_What to work on:_ Set down every record exactly as it appears.

_Collected data:_
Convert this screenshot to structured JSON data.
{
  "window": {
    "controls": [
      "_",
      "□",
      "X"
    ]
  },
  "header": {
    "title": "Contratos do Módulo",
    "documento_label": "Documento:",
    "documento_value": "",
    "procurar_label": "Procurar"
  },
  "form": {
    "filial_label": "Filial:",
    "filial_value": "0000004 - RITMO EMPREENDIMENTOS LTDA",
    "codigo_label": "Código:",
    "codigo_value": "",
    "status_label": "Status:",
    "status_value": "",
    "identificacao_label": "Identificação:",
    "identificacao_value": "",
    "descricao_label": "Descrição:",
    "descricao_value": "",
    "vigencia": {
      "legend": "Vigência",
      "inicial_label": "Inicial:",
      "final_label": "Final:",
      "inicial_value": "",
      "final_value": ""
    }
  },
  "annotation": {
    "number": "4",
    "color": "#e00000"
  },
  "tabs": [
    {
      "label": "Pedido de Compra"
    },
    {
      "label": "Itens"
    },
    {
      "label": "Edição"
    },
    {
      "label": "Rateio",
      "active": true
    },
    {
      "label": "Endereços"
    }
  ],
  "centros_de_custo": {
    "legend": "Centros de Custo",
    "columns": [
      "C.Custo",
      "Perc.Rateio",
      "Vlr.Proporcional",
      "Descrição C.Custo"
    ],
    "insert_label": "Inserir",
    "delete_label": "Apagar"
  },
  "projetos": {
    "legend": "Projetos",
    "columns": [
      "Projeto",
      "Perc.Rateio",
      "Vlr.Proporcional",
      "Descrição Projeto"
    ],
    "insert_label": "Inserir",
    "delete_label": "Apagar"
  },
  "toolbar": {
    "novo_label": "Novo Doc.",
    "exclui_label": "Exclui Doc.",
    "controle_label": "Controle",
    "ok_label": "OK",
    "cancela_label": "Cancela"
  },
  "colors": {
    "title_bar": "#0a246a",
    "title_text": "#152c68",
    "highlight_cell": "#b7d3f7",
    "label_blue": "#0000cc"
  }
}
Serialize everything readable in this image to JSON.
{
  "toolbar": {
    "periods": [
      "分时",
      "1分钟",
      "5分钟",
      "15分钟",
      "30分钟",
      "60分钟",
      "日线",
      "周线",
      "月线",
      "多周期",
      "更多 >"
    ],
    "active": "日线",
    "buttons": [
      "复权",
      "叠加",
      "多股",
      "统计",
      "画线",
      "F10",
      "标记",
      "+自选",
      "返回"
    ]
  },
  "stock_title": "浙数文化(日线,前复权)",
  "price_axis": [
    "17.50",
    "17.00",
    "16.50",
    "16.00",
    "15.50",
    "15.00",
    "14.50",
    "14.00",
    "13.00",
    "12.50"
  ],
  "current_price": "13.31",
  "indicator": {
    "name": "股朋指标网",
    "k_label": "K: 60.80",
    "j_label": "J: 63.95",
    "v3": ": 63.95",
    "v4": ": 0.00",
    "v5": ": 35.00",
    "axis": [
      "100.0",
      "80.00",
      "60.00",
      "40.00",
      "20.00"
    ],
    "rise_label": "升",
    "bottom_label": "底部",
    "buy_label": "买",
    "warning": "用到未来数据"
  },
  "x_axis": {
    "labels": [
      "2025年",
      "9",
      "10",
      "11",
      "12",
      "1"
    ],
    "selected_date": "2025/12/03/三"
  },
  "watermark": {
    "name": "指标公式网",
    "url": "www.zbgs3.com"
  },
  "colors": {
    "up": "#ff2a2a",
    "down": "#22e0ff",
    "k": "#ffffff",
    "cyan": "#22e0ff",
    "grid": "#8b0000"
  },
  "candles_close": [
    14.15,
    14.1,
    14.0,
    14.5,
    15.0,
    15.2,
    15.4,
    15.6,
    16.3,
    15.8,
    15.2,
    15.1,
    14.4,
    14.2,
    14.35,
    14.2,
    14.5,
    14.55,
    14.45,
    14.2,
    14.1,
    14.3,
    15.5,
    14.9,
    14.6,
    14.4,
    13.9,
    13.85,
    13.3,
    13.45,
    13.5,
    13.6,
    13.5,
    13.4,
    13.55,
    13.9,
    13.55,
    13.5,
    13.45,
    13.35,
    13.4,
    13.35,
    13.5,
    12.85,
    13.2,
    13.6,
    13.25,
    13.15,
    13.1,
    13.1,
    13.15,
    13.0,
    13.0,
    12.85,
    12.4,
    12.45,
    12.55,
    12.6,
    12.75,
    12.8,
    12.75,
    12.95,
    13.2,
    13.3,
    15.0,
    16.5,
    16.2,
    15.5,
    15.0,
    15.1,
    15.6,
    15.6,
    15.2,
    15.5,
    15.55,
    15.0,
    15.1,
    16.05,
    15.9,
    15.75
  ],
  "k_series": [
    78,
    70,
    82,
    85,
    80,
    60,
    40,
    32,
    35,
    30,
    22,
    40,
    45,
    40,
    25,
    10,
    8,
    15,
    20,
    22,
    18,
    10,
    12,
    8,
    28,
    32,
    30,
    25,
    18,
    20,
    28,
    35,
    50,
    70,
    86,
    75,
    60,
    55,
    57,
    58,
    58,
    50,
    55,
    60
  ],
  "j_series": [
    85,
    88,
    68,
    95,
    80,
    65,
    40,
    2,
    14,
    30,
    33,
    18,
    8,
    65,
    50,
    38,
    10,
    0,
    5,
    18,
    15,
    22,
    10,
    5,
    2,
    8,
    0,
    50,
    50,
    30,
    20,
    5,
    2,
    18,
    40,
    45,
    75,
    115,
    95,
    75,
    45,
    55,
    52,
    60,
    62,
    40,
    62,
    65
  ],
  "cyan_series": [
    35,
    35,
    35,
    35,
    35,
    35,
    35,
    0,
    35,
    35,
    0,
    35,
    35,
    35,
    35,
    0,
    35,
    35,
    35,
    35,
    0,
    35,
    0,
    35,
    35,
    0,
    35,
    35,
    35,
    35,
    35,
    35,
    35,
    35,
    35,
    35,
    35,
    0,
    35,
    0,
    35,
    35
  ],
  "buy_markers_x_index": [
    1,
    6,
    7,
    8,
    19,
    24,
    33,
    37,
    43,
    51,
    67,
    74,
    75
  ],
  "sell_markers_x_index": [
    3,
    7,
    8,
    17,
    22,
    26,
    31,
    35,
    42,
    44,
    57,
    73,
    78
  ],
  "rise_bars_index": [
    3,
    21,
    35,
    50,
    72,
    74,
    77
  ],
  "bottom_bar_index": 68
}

_Answer section:_
Convert this screenshot to structured JSON data.
{
  "window": {
    "controls": [
      "_",
      "□",
      "X"
    ]
  },
  "header": {
    "title": "Contratos do Módulo",
    "documento_label": "Documento:",
    "documento_value": "",
    "procurar_label": "Procurar"
  },
  "form": {
    "filial_label": "Filial:",
    "filial_value": "0000004 - RITMO EMPREENDIMENTOS LTDA",
    "codigo_label": "Código:",
    "codigo_value": "",
    "status_label": "Status:",
    "status_value": "",
    "identificacao_label": "Identificação:",
    "identificacao_value": "",
    "descricao_label": "Descrição:",
    "descricao_value": "",
    "vigencia": {
      "legend": "Vigência",
      "inicial_label": "Inicial:",
      "final_label": "Final:",
      "inicial_value": "",
      "final_value": ""
    }
  },
  "annotation": {
    "number": "4",
    "color": "#e00000"
  },
  "tabs": [
    {
      "label": "Pedido de Compra"
    },
    {
      "label": "Itens"
    },
    {
      "label": "Edição"
    },
    {
      "label": "Rateio",
      "active": true
    },
    {
      "label": "Endereços"
    }
  ],
  "centros_de_custo": {
    "legend": "Centros de Custo",
    "columns": [
      "C.Custo",
      "Perc.Rateio",
      "Vlr.Proporcional",
      "Descrição C.Custo"
    ],
    "insert_label": "Inserir",
    "delete_label": "Apagar"
  },
  "projetos": {
    "legend": "Projetos",
    "columns": [
      "Projeto",
      "Perc.Rateio",
      "Vlr.Proporcional",
      "Descrição Projeto"
    ],
    "insert_label": "Inserir",
    "delete_label": "Apagar"
  },
  "toolbar": {
    "novo_label": "Novo Doc.",
    "exclui_label": "Exclui Doc.",
    "controle_label": "Controle",
    "ok_label": "OK",
    "cancela_label": "Cancela"
  },
  "colors": {
    "title_bar": "#0a246a",
    "title_text": "#152c68",
    "highlight_cell": "#b7d3f7",
    "label_blue": "#0000cc"
  }
}
Serialize everything readable in this image to JSON.
{
  "toolbar": {
    "periods": [
      "分时",
      "1分钟",
      "5分钟",
      "15分钟",
      "30分钟",
      "60分钟",
      "日线",
      "周线",
      "月线",
      "多周期",
      "更多 >"
    ],
    "active": "日线",
    "buttons": [
      "复权",
      "叠加",
      "多股",
      "统计",
      "画线",
      "F10",
      "标记",
      "+自选",
      "返回"
    ]
  },
  "stock_title": "浙数文化(日线,前复权)",
  "price_axis": [
    "17.50",
    "17.00",
    "16.50",
    "16.00",
    "15.50",
    "15.00",
    "14.50",
    "14.00",
    "13.00",
    "12.50"
  ],
  "current_price": "13.31",
  "indicator": {
    "name": "股朋指标网",
    "k_label": "K: 60.80",
    "j_label": "J: 63.95",
    "v3": ": 63.95",
    "v4": ": 0.00",
    "v5": ": 35.00",
    "axis": [
      "100.0",
      "80.00",
      "60.00",
      "40.00",
      "20.00"
    ],
    "rise_label": "升",
    "bottom_label": "底部",
    "buy_label": "买",
    "warning": "用到未来数据"
  },
  "x_axis": {
    "labels": [
      "2025年",
      "9",
      "10",
      "11",
      "12",
      "1"
    ],
    "selected_date": "2025/12/03/三"
  },
  "watermark": {
    "name": "指标公式网",
    "url": "www.zbgs3.com"
  },
  "colors": {
    "up": "#ff2a2a",
    "down": "#22e0ff",
    "k": "#ffffff",
    "cyan": "#22e0ff",
    "grid": "#8b0000"
  },
  "candles_close": [
    14.15,
    14.1,
    14.0,
    14.5,
    15.0,
    15.2,
    15.4,
    15.6,
    16.3,
    15.8,
    15.2,
    15.1,
    14.4,
    14.2,
    14.35,
    14.2,
    14.5,
    14.55,
    14.45,
    14.2,
    14.1,
    14.3,
    15.5,
    14.9,
    14.6,
    14.4,
    13.9,
    13.85,
    13.3,
    13.45,
    13.5,
    13.6,
    13.5,
    13.4,
    13.55,
    13.9,
    13.55,
    13.5,
    13.45,
    13.35,
    13.4,
    13.35,
    13.5,
    12.85,
    13.2,
    13.6,
    13.25,
    13.15,
    13.1,
    13.1,
    13.15,
    13.0,
    13.0,
    12.85,
    12.4,
    12.45,
    12.55,
    12.6,
    12.75,
    12.8,
    12.75,
    12.95,
    13.2,
    13.3,
    15.0,
    16.5,
    16.2,
    15.5,
    15.0,
    15.1,
    15.6,
    15.6,
    15.2,
    15.5,
    15.55,
    15.0,
    15.1,
    16.05,
    15.9,
    15.75
  ],
  "k_series": [
    78,
    70,
    82,
    85,
    80,
    60,
    40,
    32,
    35,
    30,
    22,
    40,
    45,
    40,
    25,
    10,
    8,
    15,
    20,
    22,
    18,
    10,
    12,
    8,
    28,
    32,
    30,
    25,
    18,
    20,
    28,
    35,
    50,
    70,
    86,
    75,
    60,
    55,
    57,
    58,
    58,
    50,
    55,
    60
  ],
  "j_series": [
    85,
    88,
    68,
    95,
    80,
    65,
    40,
    2,
    14,
    30,
    33,
    18,
    8,
    65,
    50,
    38,
    10,
    0,
    5,
    18,
    15,
    22,
    10,
    5,
    2,
    8,
    0,
    50,
    50,
    30,
    20,
    5,
    2,
    18,
    40,
    45,
    75,
    115,
    95,
    75,
    45,
    55,
    52,
    60,
    62,
    40,
    62,
    65
  ],
  "cyan_series": [
    35,
    35,
    35,
    35,
    35,
    35,
    35,
    0,
    35,
    35,
    0,
    35,
    35,
    35,
    35,
    0,
    35,
    35,
    35,
    35,
    0,
    35,
    0,
    35,
    35,
    0,
    35,
    35,
    35,
    35,
    35,
    35,
    35,
    35,
    35,
    35,
    35,
    0,
    35,
    0,
    35,
    35
  ],
  "buy_markers_x_index": [
    1,
    6,
    7,
    8,
    19,
    24,
    33,
    37,
    43,
    51,
    67,
    74,
    75
  ],
  "sell_markers_x_index": [
    3,
    7,
    8,
    17,
    22,
    26,
    31,
    35,
    42,
    44,
    57,
    73,
    78
  ],
  "rise_bars_index": [
    3,
    21,
    35,
    50,
    72,
    74,
    77
  ],
  "bottom_bar_index": 68
}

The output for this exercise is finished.